The Rise of Dating-App Exhaustion
Exactly why is Relationship within the Application Era These Persistence?
Tinder features without a doubt aided someone see additional people—it provides widened the go of singles’ social networks, assisting communications between those who might never have crossed paths if not. The 30-year-old Jess Flores of Virginia coastline had gotten partnered to the lady earliest and only Tinder go out earlier this October, and she claims they probably might have never found whether it weren’t for all the application.
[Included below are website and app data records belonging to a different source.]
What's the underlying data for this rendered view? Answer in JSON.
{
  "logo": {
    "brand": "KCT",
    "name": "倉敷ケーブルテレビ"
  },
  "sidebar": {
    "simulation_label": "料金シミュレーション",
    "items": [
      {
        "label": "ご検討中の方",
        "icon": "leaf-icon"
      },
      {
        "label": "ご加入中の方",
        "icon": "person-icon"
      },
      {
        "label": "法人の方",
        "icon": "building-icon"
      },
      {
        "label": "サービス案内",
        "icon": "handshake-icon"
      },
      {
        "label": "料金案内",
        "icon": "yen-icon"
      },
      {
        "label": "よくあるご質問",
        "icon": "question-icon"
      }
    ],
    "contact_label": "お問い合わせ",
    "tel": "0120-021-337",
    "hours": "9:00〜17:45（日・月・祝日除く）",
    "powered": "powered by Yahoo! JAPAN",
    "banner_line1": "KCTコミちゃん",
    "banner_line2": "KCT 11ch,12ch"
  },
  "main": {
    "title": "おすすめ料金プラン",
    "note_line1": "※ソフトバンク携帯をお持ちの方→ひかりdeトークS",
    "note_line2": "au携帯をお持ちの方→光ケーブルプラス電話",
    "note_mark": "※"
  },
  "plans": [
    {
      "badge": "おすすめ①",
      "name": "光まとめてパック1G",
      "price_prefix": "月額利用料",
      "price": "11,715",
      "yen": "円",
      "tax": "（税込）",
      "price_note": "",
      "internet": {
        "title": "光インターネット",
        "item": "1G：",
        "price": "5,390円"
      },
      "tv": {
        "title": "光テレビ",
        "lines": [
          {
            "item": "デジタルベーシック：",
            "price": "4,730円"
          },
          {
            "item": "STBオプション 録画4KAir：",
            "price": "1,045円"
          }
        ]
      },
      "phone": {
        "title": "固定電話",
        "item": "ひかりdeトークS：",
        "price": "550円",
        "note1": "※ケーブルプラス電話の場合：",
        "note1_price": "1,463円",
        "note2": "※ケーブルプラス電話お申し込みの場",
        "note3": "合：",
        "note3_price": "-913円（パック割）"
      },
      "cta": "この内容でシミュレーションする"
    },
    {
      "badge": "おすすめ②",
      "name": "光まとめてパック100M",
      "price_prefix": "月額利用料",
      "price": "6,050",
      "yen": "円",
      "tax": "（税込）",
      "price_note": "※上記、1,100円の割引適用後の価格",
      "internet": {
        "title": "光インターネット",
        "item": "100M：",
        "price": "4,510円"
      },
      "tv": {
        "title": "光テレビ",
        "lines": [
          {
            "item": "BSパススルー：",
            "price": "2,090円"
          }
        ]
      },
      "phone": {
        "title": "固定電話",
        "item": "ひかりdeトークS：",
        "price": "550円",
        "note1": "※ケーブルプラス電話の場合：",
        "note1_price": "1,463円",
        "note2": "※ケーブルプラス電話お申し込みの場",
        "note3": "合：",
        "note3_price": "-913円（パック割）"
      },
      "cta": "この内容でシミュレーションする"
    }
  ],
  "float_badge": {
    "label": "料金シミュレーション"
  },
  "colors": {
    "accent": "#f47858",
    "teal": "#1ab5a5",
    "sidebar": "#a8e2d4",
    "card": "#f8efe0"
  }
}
To begin with, Flores claims, the inventors she normally moved for back 2014 comprise exactly what she talks of as “sleeve-tattoo” sort. The woman now-husband Mike, though, had been “clean slice, no tattoos. Completely reverse of what I would normally go with.” She decided to get a chance on your after she’d laughed at a funny line in his Tinder biography. (These days, she will not bear in mind what it was actually.)
Plus, Mike lived in the second community over. He had beenn’t that distant, “but used to don’t go in which he resided to hang on, thus I performedn’t really blend and mingle with individuals in other metropolitan areas,” she claims. But after a few months of talking from the software and one were unsuccessful attempt at meeting right up, they ended up on an initial big date at a local minor-league baseball game, ingesting alcohol and ingesting hot pets inside stands.
For Flores and her spouse, access more substantial pool of guy unmarried group ended up being an excellent developing. Within her first couple of years of university, before she fulfilled Mike, “I happened to be in identical operate system, around the exact same men, on a regular basis,” Flores says, and she was actuallyn’t exactly desperate to start-up a romance with them. However there clearly was Tinder, and there was Mike.
a widened radius of possible mates are a good thing if you’re looking to big date or get together with a diverse selection of people who are different from you, claims Madeleine Fugere, a teacher of psychology at Eastern Connecticut State institution which focuses primarily on destination and passionate interactions. “Normally, if you came across someone at school or where you work, you’d already have a large number in common with that individual,” Fugere states. “Whereas if you are conference some one solely centered on geographic location, there’s undoubtedly a higher chance they might be different from your in some manner.”
But there’s additionally a disadvantage to matchmaking beyond one’s natural social conditions. “People who aren’t much like their passionate associates wind up at a higher threat for splitting up or even for divorce,” she claims. Indeed, some daters bemoan the point that appointment in the apps ways internet dating in a kind of context machine. Friends, co-workers, classmates, and/or relation don’t arrive to flesh out the full picture of whom an individual is until additional in the timeline of a relationship—it’s extremely unlikely that a person would present a blind date to company immediately. From inside the “old product” of dating, by comparison, the situations under which two different people fulfilled naturally could supply at the very least some way of measuring usual soil among them.
Some also believe that the relative anonymity of online dating apps—that try, the personal detachment between a lot of people just who fit in it—has additionally produced the internet dating surroundings a ruder, flakier, crueler room. Like, claims Lundquist, the partners therapist, if you embark on a night out together with your cousin’s roommate, the roommate has some inducement to not end up being a jerk to you. However with applications, “You’re fulfilling anybody probably you don’t see and most likely don’t have connectivity with at a bar on 39th Street. That’s kind of unusual, and there’s a greater chance for escort service in des moines visitors to getting ridiculous, is maybe not wonderful.”